Top of Dataset records

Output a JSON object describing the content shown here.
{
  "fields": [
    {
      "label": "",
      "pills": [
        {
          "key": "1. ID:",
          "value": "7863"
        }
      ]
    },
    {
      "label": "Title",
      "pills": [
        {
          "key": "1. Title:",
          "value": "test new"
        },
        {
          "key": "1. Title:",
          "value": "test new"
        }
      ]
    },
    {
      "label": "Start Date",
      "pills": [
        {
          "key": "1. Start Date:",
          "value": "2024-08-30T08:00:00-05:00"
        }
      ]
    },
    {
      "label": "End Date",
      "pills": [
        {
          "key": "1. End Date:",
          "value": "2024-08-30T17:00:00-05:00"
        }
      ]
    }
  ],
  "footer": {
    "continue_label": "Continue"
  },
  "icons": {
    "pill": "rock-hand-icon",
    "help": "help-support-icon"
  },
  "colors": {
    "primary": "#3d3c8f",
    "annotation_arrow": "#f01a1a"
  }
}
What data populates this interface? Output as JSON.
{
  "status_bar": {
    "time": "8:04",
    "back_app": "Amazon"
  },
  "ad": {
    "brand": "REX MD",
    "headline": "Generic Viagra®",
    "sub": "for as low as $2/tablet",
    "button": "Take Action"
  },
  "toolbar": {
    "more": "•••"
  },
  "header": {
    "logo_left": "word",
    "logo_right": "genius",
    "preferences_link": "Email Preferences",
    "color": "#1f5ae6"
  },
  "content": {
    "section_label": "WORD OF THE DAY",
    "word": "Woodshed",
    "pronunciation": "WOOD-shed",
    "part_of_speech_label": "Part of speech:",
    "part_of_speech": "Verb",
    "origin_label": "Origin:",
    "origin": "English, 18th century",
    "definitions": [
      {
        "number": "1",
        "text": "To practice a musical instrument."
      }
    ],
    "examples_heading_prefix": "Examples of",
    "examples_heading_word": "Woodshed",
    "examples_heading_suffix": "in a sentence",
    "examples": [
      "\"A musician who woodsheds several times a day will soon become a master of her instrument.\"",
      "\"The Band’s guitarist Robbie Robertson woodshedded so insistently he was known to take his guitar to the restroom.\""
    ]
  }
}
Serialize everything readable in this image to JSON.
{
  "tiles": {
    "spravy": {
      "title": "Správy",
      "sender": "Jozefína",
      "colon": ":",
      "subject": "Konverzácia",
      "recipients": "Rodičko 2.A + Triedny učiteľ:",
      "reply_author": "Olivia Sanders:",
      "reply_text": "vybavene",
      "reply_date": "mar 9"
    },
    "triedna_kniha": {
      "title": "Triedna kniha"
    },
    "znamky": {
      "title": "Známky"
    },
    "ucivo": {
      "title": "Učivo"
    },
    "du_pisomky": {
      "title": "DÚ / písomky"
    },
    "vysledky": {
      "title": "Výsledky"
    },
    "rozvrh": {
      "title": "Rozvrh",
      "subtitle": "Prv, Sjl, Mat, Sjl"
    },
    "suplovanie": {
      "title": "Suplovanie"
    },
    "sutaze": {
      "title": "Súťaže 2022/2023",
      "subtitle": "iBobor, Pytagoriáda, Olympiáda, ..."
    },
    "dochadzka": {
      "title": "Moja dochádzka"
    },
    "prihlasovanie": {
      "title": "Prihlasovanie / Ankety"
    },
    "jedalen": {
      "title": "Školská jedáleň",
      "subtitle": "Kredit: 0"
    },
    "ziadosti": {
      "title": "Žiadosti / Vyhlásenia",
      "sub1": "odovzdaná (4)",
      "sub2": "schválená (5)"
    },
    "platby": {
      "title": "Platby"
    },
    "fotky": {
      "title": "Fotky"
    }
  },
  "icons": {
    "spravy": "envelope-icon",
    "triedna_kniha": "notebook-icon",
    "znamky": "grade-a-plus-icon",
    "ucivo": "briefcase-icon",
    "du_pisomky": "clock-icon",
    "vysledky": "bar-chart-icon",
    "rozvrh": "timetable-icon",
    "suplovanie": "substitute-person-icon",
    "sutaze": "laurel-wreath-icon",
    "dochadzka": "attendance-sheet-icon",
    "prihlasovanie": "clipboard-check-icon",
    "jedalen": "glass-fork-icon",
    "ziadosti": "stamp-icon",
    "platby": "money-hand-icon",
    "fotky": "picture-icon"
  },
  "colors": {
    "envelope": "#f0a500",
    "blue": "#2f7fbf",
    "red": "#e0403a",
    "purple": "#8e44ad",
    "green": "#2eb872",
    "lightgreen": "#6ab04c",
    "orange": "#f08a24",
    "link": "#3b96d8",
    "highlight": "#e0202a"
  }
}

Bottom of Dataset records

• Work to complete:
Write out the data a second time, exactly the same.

• Answer box:
Output a JSON object describing the content shown here.
{
  "fields": [
    {
      "label": "",
      "pills": [
        {
          "key": "1. ID:",
          "value": "7863"
        }
      ]
    },
    {
      "label": "Title",
      "pills": [
        {
          "key": "1. Title:",
          "value": "test new"
        },
        {
          "key": "1. Title:",
          "value": "test new"
        }
      ]
    },
    {
      "label": "Start Date",
      "pills": [
        {
          "key": "1. Start Date:",
          "value": "2024-08-30T08:00:00-05:00"
        }
      ]
    },
    {
      "label": "End Date",
      "pills": [
        {
          "key": "1. End Date:",
          "value": "2024-08-30T17:00:00-05:00"
        }
      ]
    }
  ],
  "footer": {
    "continue_label": "Continue"
  },
  "icons": {
    "pill": "rock-hand-icon",
    "help": "help-support-icon"
  },
  "colors": {
    "primary": "#3d3c8f",
    "annotation_arrow": "#f01a1a"
  }
}
What data populates this interface? Output as JSON.
{
  "status_bar": {
    "time": "8:04",
    "back_app": "Amazon"
  },
  "ad": {
    "brand": "REX MD",
    "headline": "Generic Viagra®",
    "sub": "for as low as $2/tablet",
    "button": "Take Action"
  },
  "toolbar": {
    "more": "•••"
  },
  "header": {
    "logo_left": "word",
    "logo_right": "genius",
    "preferences_link": "Email Preferences",
    "color": "#1f5ae6"
  },
  "content": {
    "section_label": "WORD OF THE DAY",
    "word": "Woodshed",
    "pronunciation": "WOOD-shed",
    "part_of_speech_label": "Part of speech:",
    "part_of_speech": "Verb",
    "origin_label": "Origin:",
    "origin": "English, 18th century",
    "definitions": [
      {
        "number": "1",
        "text": "To practice a musical instrument."
      }
    ],
    "examples_heading_prefix": "Examples of",
    "examples_heading_word": "Woodshed",
    "examples_heading_suffix": "in a sentence",
    "examples": [
      "\"A musician who woodsheds several times a day will soon become a master of her instrument.\"",
      "\"The Band’s guitarist Robbie Robertson woodshedded so insistently he was known to take his guitar to the restroom.\""
    ]
  }
}
Serialize everything readable in this image to JSON.
{
  "tiles": {
    "spravy": {
      "title": "Správy",
      "sender": "Jozefína",
      "colon": ":",
      "subject": "Konverzácia",
      "recipients": "Rodičko 2.A + Triedny učiteľ:",
      "reply_author": "Olivia Sanders:",
      "reply_text": "vybavene",
      "reply_date": "mar 9"
    },
    "triedna_kniha": {
      "title": "Triedna kniha"
    },
    "znamky": {
      "title": "Známky"
    },
    "ucivo": {
      "title": "Učivo"
    },
    "du_pisomky": {
      "title": "DÚ / písomky"
    },
    "vysledky": {
      "title": "Výsledky"
    },
    "rozvrh": {
      "title": "Rozvrh",
      "subtitle": "Prv, Sjl, Mat, Sjl"
    },
    "suplovanie": {
      "title": "Suplovanie"
    },
    "sutaze": {
      "title": "Súťaže 2022/2023",
      "subtitle": "iBobor, Pytagoriáda, Olympiáda, ..."
    },
    "dochadzka": {
      "title": "Moja dochádzka"
    },
    "prihlasovanie": {
      "title": "Prihlasovanie / Ankety"
    },
    "jedalen": {
      "title": "Školská jedáleň",
      "subtitle": "Kredit: 0"
    },
    "ziadosti": {
      "title": "Žiadosti / Vyhlásenia",
      "sub1": "odovzdaná (4)",
      "sub2": "schválená (5)"
    },
    "platby": {
      "title": "Platby"
    },
    "fotky": {
      "title": "Fotky"
    }
  },
  "icons": {
    "spravy": "envelope-icon",
    "triedna_kniha": "notebook-icon",
    "znamky": "grade-a-plus-icon",
    "ucivo": "briefcase-icon",
    "du_pisomky": "clock-icon",
    "vysledky": "bar-chart-icon",
    "rozvrh": "timetable-icon",
    "suplovanie": "substitute-person-icon",
    "sutaze": "laurel-wreath-icon",
    "dochadzka": "attendance-sheet-icon",
    "prihlasovanie": "clipboard-check-icon",
    "jedalen": "glass-fork-icon",
    "ziadosti": "stamp-icon",
    "platby": "money-hand-icon",
    "fotky": "picture-icon"
  },
  "colors": {
    "envelope": "#f0a500",
    "blue": "#2f7fbf",
    "red": "#e0403a",
    "purple": "#8e44ad",
    "green": "#2eb872",
    "lightgreen": "#6ab04c",
    "orange": "#f08a24",
    "link": "#3b96d8",
    "highlight": "#e0202a"
  }
}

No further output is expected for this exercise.